***** Recorded data *****

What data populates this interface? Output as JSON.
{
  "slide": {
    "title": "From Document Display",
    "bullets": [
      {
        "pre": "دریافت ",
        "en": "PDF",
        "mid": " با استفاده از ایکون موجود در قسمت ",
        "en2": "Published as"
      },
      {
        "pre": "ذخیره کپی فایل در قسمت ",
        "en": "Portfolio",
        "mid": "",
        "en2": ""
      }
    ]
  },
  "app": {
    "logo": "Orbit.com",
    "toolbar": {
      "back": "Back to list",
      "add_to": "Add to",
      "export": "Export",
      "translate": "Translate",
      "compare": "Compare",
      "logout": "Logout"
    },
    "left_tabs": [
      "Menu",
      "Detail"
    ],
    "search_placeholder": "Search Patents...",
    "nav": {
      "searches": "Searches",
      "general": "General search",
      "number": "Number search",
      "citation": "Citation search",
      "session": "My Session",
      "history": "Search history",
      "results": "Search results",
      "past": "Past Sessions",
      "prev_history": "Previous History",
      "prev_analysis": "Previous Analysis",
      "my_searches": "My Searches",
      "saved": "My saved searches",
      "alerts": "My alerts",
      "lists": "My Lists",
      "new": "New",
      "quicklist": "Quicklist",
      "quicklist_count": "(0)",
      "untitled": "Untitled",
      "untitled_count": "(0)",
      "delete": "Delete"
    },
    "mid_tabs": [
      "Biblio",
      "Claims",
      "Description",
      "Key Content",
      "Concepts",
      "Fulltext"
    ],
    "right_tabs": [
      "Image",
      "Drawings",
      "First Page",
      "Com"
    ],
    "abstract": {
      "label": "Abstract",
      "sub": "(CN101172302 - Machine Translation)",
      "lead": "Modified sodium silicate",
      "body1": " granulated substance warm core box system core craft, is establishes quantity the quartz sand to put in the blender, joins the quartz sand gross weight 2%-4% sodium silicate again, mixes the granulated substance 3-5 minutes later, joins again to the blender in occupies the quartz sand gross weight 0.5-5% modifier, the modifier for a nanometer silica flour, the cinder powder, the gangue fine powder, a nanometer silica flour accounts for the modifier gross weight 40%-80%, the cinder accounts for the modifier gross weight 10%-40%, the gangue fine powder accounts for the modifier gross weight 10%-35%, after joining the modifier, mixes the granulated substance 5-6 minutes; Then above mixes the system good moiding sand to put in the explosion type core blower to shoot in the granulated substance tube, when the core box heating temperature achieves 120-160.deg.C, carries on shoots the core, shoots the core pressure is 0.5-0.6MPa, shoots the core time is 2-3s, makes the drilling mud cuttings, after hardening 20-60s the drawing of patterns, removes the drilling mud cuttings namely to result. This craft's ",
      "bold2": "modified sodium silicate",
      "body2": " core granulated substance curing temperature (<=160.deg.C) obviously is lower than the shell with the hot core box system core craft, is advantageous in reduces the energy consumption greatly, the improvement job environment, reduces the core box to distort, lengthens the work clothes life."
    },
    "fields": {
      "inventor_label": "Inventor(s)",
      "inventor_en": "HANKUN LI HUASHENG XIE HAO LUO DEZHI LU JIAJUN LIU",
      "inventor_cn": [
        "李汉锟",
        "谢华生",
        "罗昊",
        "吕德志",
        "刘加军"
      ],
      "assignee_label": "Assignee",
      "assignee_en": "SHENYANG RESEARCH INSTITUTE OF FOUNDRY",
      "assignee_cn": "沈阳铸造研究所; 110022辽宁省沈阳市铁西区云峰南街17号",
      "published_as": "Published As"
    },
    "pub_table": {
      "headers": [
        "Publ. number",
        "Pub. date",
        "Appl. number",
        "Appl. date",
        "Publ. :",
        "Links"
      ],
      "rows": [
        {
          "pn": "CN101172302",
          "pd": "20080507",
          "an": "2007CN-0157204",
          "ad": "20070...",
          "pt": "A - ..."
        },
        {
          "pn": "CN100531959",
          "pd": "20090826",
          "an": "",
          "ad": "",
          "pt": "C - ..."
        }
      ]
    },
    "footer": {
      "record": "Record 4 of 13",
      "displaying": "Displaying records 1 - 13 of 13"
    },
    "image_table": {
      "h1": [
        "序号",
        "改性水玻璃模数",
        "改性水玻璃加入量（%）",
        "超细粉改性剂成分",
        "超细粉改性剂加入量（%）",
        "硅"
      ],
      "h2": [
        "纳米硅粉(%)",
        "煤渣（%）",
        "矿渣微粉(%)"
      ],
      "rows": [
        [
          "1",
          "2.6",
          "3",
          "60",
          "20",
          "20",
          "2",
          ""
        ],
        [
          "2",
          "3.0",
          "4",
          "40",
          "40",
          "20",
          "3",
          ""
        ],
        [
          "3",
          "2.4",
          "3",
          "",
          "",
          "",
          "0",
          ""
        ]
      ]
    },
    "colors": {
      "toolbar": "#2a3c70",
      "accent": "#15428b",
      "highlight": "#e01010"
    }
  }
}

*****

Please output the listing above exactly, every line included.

What data populates this interface? Output as JSON.
{
  "slide": {
    "title": "From Document Display",
    "bullets": [
      {
        "pre": "دریافت ",
        "en": "PDF",
        "mid": " با استفاده از ایکون موجود در قسمت ",
        "en2": "Published as"
      },
      {
        "pre": "ذخیره کپی فایل در قسمت ",
        "en": "Portfolio",
        "mid": "",
        "en2": ""
      }
    ]
  },
  "app": {
    "logo": "Orbit.com",
    "toolbar": {
      "back": "Back to list",
      "add_to": "Add to",
      "export": "Export",
      "translate": "Translate",
      "compare": "Compare",
      "logout": "Logout"
    },
    "left_tabs": [
      "Menu",
      "Detail"
    ],
    "search_placeholder": "Search Patents...",
    "nav": {
      "searches": "Searches",
      "general": "General search",
      "number": "Number search",
      "citation": "Citation search",
      "session": "My Session",
      "history": "Search history",
      "results": "Search results",
      "past": "Past Sessions",
      "prev_history": "Previous History",
      "prev_analysis": "Previous Analysis",
      "my_searches": "My Searches",
      "saved": "My saved searches",
      "alerts": "My alerts",
      "lists": "My Lists",
      "new": "New",
      "quicklist": "Quicklist",
      "quicklist_count": "(0)",
      "untitled": "Untitled",
      "untitled_count": "(0)",
      "delete": "Delete"
    },
    "mid_tabs": [
      "Biblio",
      "Claims",
      "Description",
      "Key Content",
      "Concepts",
      "Fulltext"
    ],
    "right_tabs": [
      "Image",
      "Drawings",
      "First Page",
      "Com"
    ],
    "abstract": {
      "label": "Abstract",
      "sub": "(CN101172302 - Machine Translation)",
      "lead": "Modified sodium silicate",
      "body1": " granulated substance warm core box system core craft, is establishes quantity the quartz sand to put in the blender, joins the quartz sand gross weight 2%-4% sodium silicate again, mixes the granulated substance 3-5 minutes later, joins again to the blender in occupies the quartz sand gross weight 0.5-5% modifier, the modifier for a nanometer silica flour, the cinder powder, the gangue fine powder, a nanometer silica flour accounts for the modifier gross weight 40%-80%, the cinder accounts for the modifier gross weight 10%-40%, the gangue fine powder accounts for the modifier gross weight 10%-35%, after joining the modifier, mixes the granulated substance 5-6 minutes; Then above mixes the system good moiding sand to put in the explosion type core blower to shoot in the granulated substance tube, when the core box heating temperature achieves 120-160.deg.C, carries on shoots the core, shoots the core pressure is 0.5-0.6MPa, shoots the core time is 2-3s, makes the drilling mud cuttings, after hardening 20-60s the drawing of patterns, removes the drilling mud cuttings namely to result. This craft's ",
      "bold2": "modified sodium silicate",
      "body2": " core granulated substance curing temperature (<=160.deg.C) obviously is lower than the shell with the hot core box system core craft, is advantageous in reduces the energy consumption greatly, the improvement job environment, reduces the core box to distort, lengthens the work clothes life."
    },
    "fields": {
      "inventor_label": "Inventor(s)",
      "inventor_en": "HANKUN LI HUASHENG XIE HAO LUO DEZHI LU JIAJUN LIU",
      "inventor_cn": [
        "李汉锟",
        "谢华生",
        "罗昊",
        "吕德志",
        "刘加军"
      ],
      "assignee_label": "Assignee",
      "assignee_en": "SHENYANG RESEARCH INSTITUTE OF FOUNDRY",
      "assignee_cn": "沈阳铸造研究所; 110022辽宁省沈阳市铁西区云峰南街17号",
      "published_as": "Published As"
    },
    "pub_table": {
      "headers": [
        "Publ. number",
        "Pub. date",
        "Appl. number",
        "Appl. date",
        "Publ. :",
        "Links"
      ],
      "rows": [
        {
          "pn": "CN101172302",
          "pd": "20080507",
          "an": "2007CN-0157204",
          "ad": "20070...",
          "pt": "A - ..."
        },
        {
          "pn": "CN100531959",
          "pd": "20090826",
          "an": "",
          "ad": "",
          "pt": "C - ..."
        }
      ]
    },
    "footer": {
      "record": "Record 4 of 13",
      "displaying": "Displaying records 1 - 13 of 13"
    },
    "image_table": {
      "h1": [
        "序号",
        "改性水玻璃模数",
        "改性水玻璃加入量（%）",
        "超细粉改性剂成分",
        "超细粉改性剂加入量（%）",
        "硅"
      ],
      "h2": [
        "纳米硅粉(%)",
        "煤渣（%）",
        "矿渣微粉(%)"
      ],
      "rows": [
        [
          "1",
          "2.6",
          "3",
          "60",
          "20",
          "20",
          "2",
          ""
        ],
        [
          "2",
          "3.0",
          "4",
          "40",
          "40",
          "20",
          "3",
          ""
        ],
        [
          "3",
          "2.4",
          "3",
          "",
          "",
          "",
          "0",
          ""
        ]
      ]
    },
    "colors": {
      "toolbar": "#2a3c70",
      "accent": "#15428b",
      "highlight": "#e01010"
    }
  }
}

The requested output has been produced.